How to upload an ISO using Virtual Box to a Linode
I'm wondering if it's possible to upload a Virtual Box image to a Linode. Will this work with Windows as well as a Linux distribution?
It is possible to get an ISO or Windows to run on a Linode. You are going to need VirtualBox and a copy of the ISO that you want to use. It will work for most ISO files to load a Linux distribution or Windows machine.
The first thing you're going to need to do is download:
Follow these instructions to install and spin up a VirtualBox instance on your local computer. When setting up your VirtualBox instance, the hard disk should be for 20GB. If it's not set up correctly, you won't be able to copy your ISO to your Linode. 20GB should be enough hard disk for any ISO OS. If necessary, your Linode's disk can be resized at any time.
After you have created your VirtualBox instance with the ISO do not enter in the product key if using Windows. Use the 30-day free trial. If the product key in registered and you transfer the VirtualBox instance, you will have to enter a new key.
If using Windows
Startup you ISO VirtualBox, and make all of your configurations so you can log in after you have uploaded your Windows OS inside your Linode:
1. Control Panel
2. System and Security
4. Enable "Allow Remote Access"
5. "Allow remote connections to this computer"
If using any other ISO
Make any configuration changes that are needed to run the instance on a Linode.
Now shut down your VirtualBox instance.
Set Up Your Linode
I recommend using a 4GB Linode. It can be done with a 2GB Linode or even a 1GB Nanode, but Linodes under these smaller plans may run slow depending on what you are doing with your Linode. You can always resize your Linode plan later. We use hourly billing, so running a 4GB Linode for 24 hours will cost less than a dollar.
Create a Raw Disk
In your Linode Manager click "Create a new Disk" Use the following specifications when setting up your Linode:
- Label: ISO Volume
- Type: unformatted/raw
- Size: use the whole disk available
- Save configuration
Then click "Create a new Configuration Profile" and use the following specifications:
Label and Notes
- Label: ISO Profile
Virtual Machine Mode
- Kernel: Direct Disk
- Run Level: Default Run Level
- Memory Limit: Maximum
Block Device Assignment
- /dev/sda ISO

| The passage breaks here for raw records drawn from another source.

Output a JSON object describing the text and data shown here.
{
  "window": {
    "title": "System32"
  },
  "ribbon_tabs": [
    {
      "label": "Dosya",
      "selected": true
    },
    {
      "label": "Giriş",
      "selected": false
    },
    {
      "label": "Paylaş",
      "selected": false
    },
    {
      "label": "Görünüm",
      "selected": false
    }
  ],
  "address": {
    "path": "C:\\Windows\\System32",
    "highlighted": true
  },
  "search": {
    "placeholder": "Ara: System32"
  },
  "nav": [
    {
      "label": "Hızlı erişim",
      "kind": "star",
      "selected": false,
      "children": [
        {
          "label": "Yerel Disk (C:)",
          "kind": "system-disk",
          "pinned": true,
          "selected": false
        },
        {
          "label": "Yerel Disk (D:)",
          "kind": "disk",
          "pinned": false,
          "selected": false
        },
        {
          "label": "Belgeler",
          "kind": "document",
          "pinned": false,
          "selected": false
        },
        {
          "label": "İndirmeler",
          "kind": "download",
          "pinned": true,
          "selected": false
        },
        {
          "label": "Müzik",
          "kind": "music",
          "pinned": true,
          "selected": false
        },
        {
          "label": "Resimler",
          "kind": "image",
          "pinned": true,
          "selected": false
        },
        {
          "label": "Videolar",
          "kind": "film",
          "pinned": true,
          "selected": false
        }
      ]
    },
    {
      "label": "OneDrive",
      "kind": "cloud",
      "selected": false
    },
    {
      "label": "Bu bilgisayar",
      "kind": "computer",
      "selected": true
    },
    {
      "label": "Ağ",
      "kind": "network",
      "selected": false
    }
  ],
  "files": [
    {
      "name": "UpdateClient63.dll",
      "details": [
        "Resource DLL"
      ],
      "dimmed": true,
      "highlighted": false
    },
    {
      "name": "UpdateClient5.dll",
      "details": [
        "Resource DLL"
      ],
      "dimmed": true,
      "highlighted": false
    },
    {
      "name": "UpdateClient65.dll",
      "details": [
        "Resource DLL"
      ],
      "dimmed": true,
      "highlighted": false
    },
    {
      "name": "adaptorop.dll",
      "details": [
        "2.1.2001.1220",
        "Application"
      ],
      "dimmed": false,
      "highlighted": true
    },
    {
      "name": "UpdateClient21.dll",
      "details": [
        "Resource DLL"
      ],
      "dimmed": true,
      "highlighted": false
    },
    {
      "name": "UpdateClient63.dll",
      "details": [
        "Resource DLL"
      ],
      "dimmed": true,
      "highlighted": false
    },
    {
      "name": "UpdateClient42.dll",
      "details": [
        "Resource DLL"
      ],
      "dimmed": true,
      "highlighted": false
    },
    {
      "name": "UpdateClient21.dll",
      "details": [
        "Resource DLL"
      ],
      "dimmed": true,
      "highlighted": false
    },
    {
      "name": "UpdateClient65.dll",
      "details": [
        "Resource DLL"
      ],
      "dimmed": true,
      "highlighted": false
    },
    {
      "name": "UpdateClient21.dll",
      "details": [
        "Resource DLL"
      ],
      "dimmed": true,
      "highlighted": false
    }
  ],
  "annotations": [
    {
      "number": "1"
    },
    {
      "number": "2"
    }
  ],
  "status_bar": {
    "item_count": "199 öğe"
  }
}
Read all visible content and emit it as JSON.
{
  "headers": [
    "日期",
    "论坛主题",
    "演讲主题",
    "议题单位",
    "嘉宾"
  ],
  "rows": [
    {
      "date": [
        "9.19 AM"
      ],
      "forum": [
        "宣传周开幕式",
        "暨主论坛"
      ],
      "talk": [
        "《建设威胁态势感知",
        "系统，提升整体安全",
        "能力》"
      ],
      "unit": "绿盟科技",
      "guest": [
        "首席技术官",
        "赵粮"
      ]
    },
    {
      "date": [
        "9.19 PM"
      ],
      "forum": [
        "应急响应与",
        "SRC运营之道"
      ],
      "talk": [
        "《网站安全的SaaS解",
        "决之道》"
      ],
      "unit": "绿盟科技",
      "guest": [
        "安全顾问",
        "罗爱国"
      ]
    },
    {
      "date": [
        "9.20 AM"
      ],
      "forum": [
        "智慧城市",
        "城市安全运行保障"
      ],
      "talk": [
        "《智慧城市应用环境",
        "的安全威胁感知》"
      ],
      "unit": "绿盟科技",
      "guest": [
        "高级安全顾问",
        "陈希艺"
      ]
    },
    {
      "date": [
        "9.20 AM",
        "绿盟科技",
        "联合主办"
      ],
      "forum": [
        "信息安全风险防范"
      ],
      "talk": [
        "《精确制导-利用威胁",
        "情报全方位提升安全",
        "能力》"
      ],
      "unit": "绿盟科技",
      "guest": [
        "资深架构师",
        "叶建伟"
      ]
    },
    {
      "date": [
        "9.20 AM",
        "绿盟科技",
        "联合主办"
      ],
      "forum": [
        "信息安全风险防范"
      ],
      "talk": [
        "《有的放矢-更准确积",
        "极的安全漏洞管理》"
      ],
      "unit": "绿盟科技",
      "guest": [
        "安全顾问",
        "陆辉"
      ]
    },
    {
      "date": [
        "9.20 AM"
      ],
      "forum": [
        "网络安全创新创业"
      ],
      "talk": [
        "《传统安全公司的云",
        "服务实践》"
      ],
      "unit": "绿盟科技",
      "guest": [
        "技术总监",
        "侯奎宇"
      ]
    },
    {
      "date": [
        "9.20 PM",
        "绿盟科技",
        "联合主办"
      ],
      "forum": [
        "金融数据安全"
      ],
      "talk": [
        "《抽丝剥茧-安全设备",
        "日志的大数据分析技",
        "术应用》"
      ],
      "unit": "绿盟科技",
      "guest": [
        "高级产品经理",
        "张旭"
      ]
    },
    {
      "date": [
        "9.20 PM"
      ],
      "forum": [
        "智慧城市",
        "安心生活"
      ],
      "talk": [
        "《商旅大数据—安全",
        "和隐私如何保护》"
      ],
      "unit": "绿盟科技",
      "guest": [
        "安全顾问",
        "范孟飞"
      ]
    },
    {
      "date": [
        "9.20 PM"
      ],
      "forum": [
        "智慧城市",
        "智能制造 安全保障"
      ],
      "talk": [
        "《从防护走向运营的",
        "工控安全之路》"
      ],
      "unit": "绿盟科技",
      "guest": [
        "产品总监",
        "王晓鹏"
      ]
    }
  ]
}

- Leave the rest of the partitions blank except "initrd"
- initrd: No initrd
- Yes to all
Boot into Rescue Mode
Now we boot the Linode into Rescue Mode make sure /dev/sda is set to "ISO Volume"
- Launch the Glish console in the Remote Access tab of your Linode Manager.

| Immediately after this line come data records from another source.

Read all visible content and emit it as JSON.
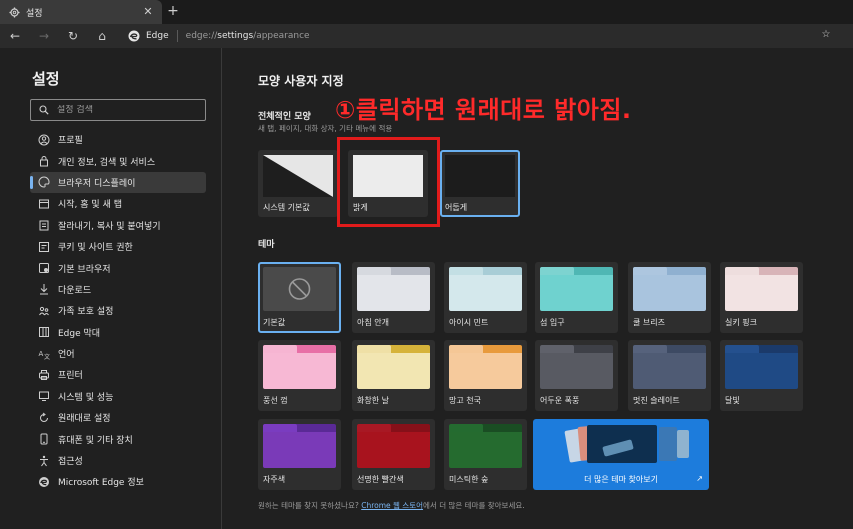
{
  "tab": {
    "title": "설정",
    "close": "✕",
    "new_tab": "+"
  },
  "nav": {
    "back": "←",
    "forward": "→",
    "refresh": "↻",
    "home": "⌂"
  },
  "address": {
    "site_label": "Edge",
    "url_prefix": "edge://",
    "url_bold": "settings",
    "url_suffix": "/appearance"
  },
  "sidebar": {
    "title": "설정",
    "search_placeholder": "설정 검색",
    "items": [
      {
        "label": "프로필",
        "icon": "profile-icon"
      },
      {
        "label": "개인 정보, 검색 및 서비스",
        "icon": "lock-icon"
      },
      {
        "label": "브라우저 디스플레이",
        "icon": "palette-icon",
        "active": true
      },
      {
        "label": "시작, 홈 및 새 탭",
        "icon": "start-icon"
      },
      {
        "label": "잘라내기, 복사 및 붙여넣기",
        "icon": "clipboard-icon"
      },
      {
        "label": "쿠키 및 사이트 권한",
        "icon": "site-permissions-icon"
      },
      {
        "label": "기본 브라우저",
        "icon": "default-browser-icon"
      },
      {
        "label": "다운로드",
        "icon": "download-icon"
      },
      {
        "label": "가족 보호 설정",
        "icon": "family-icon"
      },
      {
        "label": "Edge 막대",
        "icon": "edge-bar-icon"
      },
      {
        "label": "언어",
        "icon": "language-icon"
      },
      {
        "label": "프린터",
        "icon": "printer-icon"
      },
      {
        "label": "시스템 및 성능",
        "icon": "system-icon"
      },
      {
        "label": "원래대로 설정",
        "icon": "reset-icon"
      },
      {
        "label": "휴대폰 및 기타 장치",
        "icon": "phone-icon"
      },
      {
        "label": "접근성",
        "icon": "accessibility-icon"
      },
      {
        "label": "Microsoft Edge 정보",
        "icon": "edge-logo-icon"
      }
    ]
  },
  "main": {
    "title": "모양 사용자 지정",
    "overall_title": "전체적인 모양",
    "overall_sub": "새 탭, 페이지, 대화 상자, 기타 메뉴에 적용",
    "annotation": "①클릭하면 원래대로 밝아짐.",
    "modes": [
      {
        "label": "시스템 기본값"
      },
      {
        "label": "밝게"
      },
      {
        "label": "어둡게",
        "selected": true
      }
    ],
    "theme_title": "테마",
    "themes": [
      {
        "label": "기본값",
        "selected": true,
        "strip": "#3a3a3a",
        "tab": "#3a3a3a",
        "body": "#4a4a4a"
      },
      {
        "label": "아침 안개",
        "strip": "#b8bcc6",
        "tab": "#d6d9df",
        "body": "#e3e5ea"
      },
      {
        "label": "아이시 민트",
        "strip": "#a8cdd6",
        "tab": "#c3dfe4",
        "body": "#d4e8ec"
      },
      {
        "label": "섬 입구",
        "strip": "#4fb7b4",
        "tab": "#7dd3d0",
        "body": "#6fd2cf"
      },
      {
        "label": "쿨 브리즈",
        "strip": "#8fb0d0",
        "tab": "#adc6df",
        "body": "#a9c4de"
      },
      {
        "label": "실키 핑크",
        "strip": "#d8b4b8",
        "tab": "#eedede",
        "body": "#f2e3e3"
      },
      {
        "label": "풍선 껌",
        "strip": "#e86fa6",
        "tab": "#f6b5d2",
        "body": "#f7b8d4"
      },
      {
        "label": "화창한 날",
        "strip": "#d6b33a",
        "tab": "#efe0a6",
        "body": "#f2e6b2"
      },
      {
        "label": "망고 천국",
        "strip": "#e89a3c",
        "tab": "#f5c796",
        "body": "#f6ca9c"
      },
      {
        "label": "어두운 폭풍",
        "strip": "#3e4047",
        "tab": "#5f616a",
        "body": "#585a62"
      },
      {
        "label": "멋진 슬레이트",
        "strip": "#3d4a63",
        "tab": "#56627c",
        "body": "#4f5b74"
      },
      {
        "label": "달빛",
        "strip": "#1b3a6a",
        "tab": "#24508e",
        "body": "#1f4a85"
      },
      {
        "label": "자주색",
        "strip": "#5a2a96",
        "tab": "#7a3cc0",
        "body": "#7a3ab8"
      },
      {
        "label": "선명한 빨간색",
        "strip": "#861019",
        "tab": "#a81824",
        "body": "#a8131e"
      },
      {
        "label": "미스틱한 숲",
        "strip": "#1a4d23",
        "tab": "#246b30",
        "body": "#256b2f"
      }
    ],
    "more_themes": {
      "label": "더 많은 테마 찾아보기",
      "ext_icon": "↗"
    },
    "footer": {
      "prefix": "원하는 테마를 찾지 못하셨나요? ",
      "link": "Chrome 웹 스토어",
      "suffix": "에서 더 많은 테마를 찾아보세요."
    }
  },
  "colors": {
    "accent": "#6ab0f0",
    "annotation_red": "#ff2a2a",
    "more_blue": "#1d7cdc"
  }
}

- Set the password using
passwdcommand. It is only a temporary password to receive the ISO disk image. It doesn't need to be complicated.
- Start the SSH service using
service ssh start
Move your ISO from VirtualBox to your Linode
This step is where you're going to need to use Finnix. While your VirtualBox shuts down, put the Finnix image in the virtual disk drive of your VirtualBox and boot.
Boot ISO VirtualBox with Finnix
Select the following option:
- Boot Finnix (64-bit)
When you are at the command line, you are ready to send your ISO to your Linode. You are going to use the following command (replace $LinodeIP in the above command with the IP address of your Linode):
dd if=/dev/sda | pv | gzip -9 | ssh [email protected]$LinodeIP "gzip -d | dd of=/dev/sda"
If the above command does not work, you need to find the disk that the ISO resides on in your VirtualBox. Run the following command in Finnix on your virtual machine "fdisk -l" and replace "sda" in the first part of the command with the results of the fdisk command. It should be "sda" or "sdb" or something similar. Do not use the number at the end of the partition name. The second "sda" in the command is where we are sending the image, so do not change that.
Finnix will ask for the password you just created for your Linode in Rescue Mode.
Now, this may take some time depending on your connection speed. Once you finish, the command line should say that 20GB has copied.
Accessing your Linode
To verify that you have uploaded your ISO disk image correctly, power down your Linode and boot normally. Then access your Linode using the Glish console. If everything worked successfully, you should see your Linode boot with the Virtual Box image you uploaded.
If you're using Windows, you can remote desktop into the ISO instance. It is possible to use the Glish interface, but I've found that there are problems with the mouse pointer not working correctly. I've successfully uploaded Windows 10 and Server 2012 and 2016 on a Linode.